I spent the afternoon reminding myself that I'm a knitter, not a sewer. I admire those who can make intricate and incredible items to wear as I'm still in the kindergarten of garment making. You'd think I would have learned my limits by now, even though it's supposedly in my genes. There's a beautiful quilt on my bed that was hand-stitched by my paternal great-grandmother. My maternal grandmother made my sisters and me little jackets when we were young and I still have mine in a keepsake box. My mother is a master at creating clothes that fit not only American Girl dolls, but any American girl in the country. So why didn't I catch the sewing bug when it was going around?

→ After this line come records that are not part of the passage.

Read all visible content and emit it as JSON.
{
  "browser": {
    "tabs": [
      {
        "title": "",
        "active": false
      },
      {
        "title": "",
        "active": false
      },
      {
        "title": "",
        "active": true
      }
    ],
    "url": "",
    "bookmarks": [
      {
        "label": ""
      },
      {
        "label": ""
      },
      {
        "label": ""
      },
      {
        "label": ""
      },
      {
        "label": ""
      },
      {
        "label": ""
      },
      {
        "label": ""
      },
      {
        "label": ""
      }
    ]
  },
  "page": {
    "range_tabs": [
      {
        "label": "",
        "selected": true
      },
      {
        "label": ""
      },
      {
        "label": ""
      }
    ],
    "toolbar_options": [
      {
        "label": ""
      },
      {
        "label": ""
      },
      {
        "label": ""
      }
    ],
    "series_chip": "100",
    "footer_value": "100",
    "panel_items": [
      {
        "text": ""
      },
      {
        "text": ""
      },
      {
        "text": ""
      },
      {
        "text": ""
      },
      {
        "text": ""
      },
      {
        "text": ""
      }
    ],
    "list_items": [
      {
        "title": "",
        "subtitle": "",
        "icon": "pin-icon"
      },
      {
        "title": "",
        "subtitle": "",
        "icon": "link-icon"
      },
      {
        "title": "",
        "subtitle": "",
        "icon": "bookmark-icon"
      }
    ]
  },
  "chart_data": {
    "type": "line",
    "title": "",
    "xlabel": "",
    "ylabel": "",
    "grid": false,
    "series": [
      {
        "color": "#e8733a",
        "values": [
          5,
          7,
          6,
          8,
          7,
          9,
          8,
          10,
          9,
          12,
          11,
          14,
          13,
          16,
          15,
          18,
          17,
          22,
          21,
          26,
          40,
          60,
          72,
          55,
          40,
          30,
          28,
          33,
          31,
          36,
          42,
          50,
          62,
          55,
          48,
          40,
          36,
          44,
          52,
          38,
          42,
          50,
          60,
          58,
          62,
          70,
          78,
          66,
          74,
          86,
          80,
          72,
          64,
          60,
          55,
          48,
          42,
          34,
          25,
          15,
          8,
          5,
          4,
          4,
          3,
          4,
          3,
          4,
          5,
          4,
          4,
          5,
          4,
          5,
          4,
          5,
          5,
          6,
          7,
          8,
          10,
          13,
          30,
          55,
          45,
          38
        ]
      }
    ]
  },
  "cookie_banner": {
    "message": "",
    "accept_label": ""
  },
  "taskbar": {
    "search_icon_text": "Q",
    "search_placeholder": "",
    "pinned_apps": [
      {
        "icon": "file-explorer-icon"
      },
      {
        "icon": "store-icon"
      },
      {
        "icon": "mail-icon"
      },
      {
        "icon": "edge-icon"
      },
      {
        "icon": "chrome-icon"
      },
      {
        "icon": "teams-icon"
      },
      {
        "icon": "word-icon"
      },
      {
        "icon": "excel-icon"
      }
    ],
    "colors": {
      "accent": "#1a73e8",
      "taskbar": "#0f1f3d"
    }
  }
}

To be fair, I can stitch a straight line and make curtains for any room in the house. Come this Christmas, I'll once again make stockings for some friends of mine. It's not that I don't like sewing per se....it's that I don't like making clothes. The last dress I stitched was in the early nineties and I vividly remember sitting at my mother's machine, fiddling with the seam ripper while I tore out the sleeves for the umpteenth time. Mom ended up doing most of the finishing work, but she insisted I do the top stitching and I swore I'd never make another article of clothing ever again. So why was I tempted to venture down that road once more?
Darn that JoAnne Fabrics and their gorgeous display of batik material!
I found a splashy blue design and a pattern that promised the simple dress could be made in an hour. Still, the shopping bag full of materials sat in my craft closet until this afternoon when I had no motivation to do much of anything. I'd already gone for a hike, ran errands, and did a bit of writing. My hands needed a break from all the animals I've been making this year, so I didn't want to knit. It's been too hot to garden, so what's a girl to do?
I know...let's try my hand at sewing again!
I popped "Ghandi" into the DVD player (perhaps as a subconscious reminder to peacefully make my way through the process) and set to work. Just figuring out which pieces of the pattern I'd need took twenty minutes. Pinning the pattern to the cloth properly, then cutting out the various parts took another half hour....not to mention how long it took to figure out which way to cut the fusible interfacing!
Once I sat down at the sewing machine, over an hour had passed. Still, it was simple to stitch the shoulder and side seams. Then came the battle of the interfacing and my first huge mistake. I'd sewed the pieces together incorrectly, but only discovered this after I'd trimmed the seam and cut in the easement. With that completed (albeit with a few choice words), I set to work on the underarm reinforcements. I wrestled with them for about forty-five minutes, but in the end, they looked better than the neckline! As the final credits of "Ghandi" rolled on the screen, I was pinning the hem, silently bribing myself with a chocolate banana smoothie if I finished the project.
Unfortunately as I was sewing the hem, I realized I was using a zigzag stitch, not a straight one. Oh well, I thought. I'll just leave it...no one will know but me. Alas, instant karma arrived as the bobbin ran out of thread shortly thereafter. Frustrated, I turned off the sewing machine, made myself a smoothie and went outside for a break.
Sitting in the sun, soaking my feet in a wading pool, I contemplated that while there's great satisfaction in sewing an entire piece of clothing in one day, my reasons for being drawn to knitting are vast. If I mess up (and make no mistake, I make lots of those), it's simple to rip back a few rows and use the same yarn to fix the error. I can make countless easements in shape and size for whomever I'm knitting. The work is portable and I can take it to the park, the coffee shop, or sit on my front porch without the need for electricity. I don't need an iron to steam open seams or straight pins that inevitably poke through my fingertips while I'm working. And there's a rhythm to knitting, even when working a complicated pattern, that no amount of sewing can ever create.
One of my friends and yoga students told me years ago that I'm a "relaxed Type A" personality. She said I'm a "doer" and like to get things done, but at a more relaxed pace and rhythm. I'll take that. As I get older, I'm learning to let go of needing to master everything that looks appealing and relax into that which creates harmony and a fulfilling sense of accomplishment. With so much in our lives that we have to do, shouldn't we fill our bonus time with that which makes our souls sing?
As for the rest of my day? I'll be reworking the hem of my dress and then bid my sewing machine a fond farewell until the snow flies. There's still a lot to learn as life goes on and what I'm discovering today is that the next time I see a beautiful piece of fabric, I'll call my friend, Colleen, and ask if she'll make me something in trade for a nice warm pair of hand-knit mittens or socks.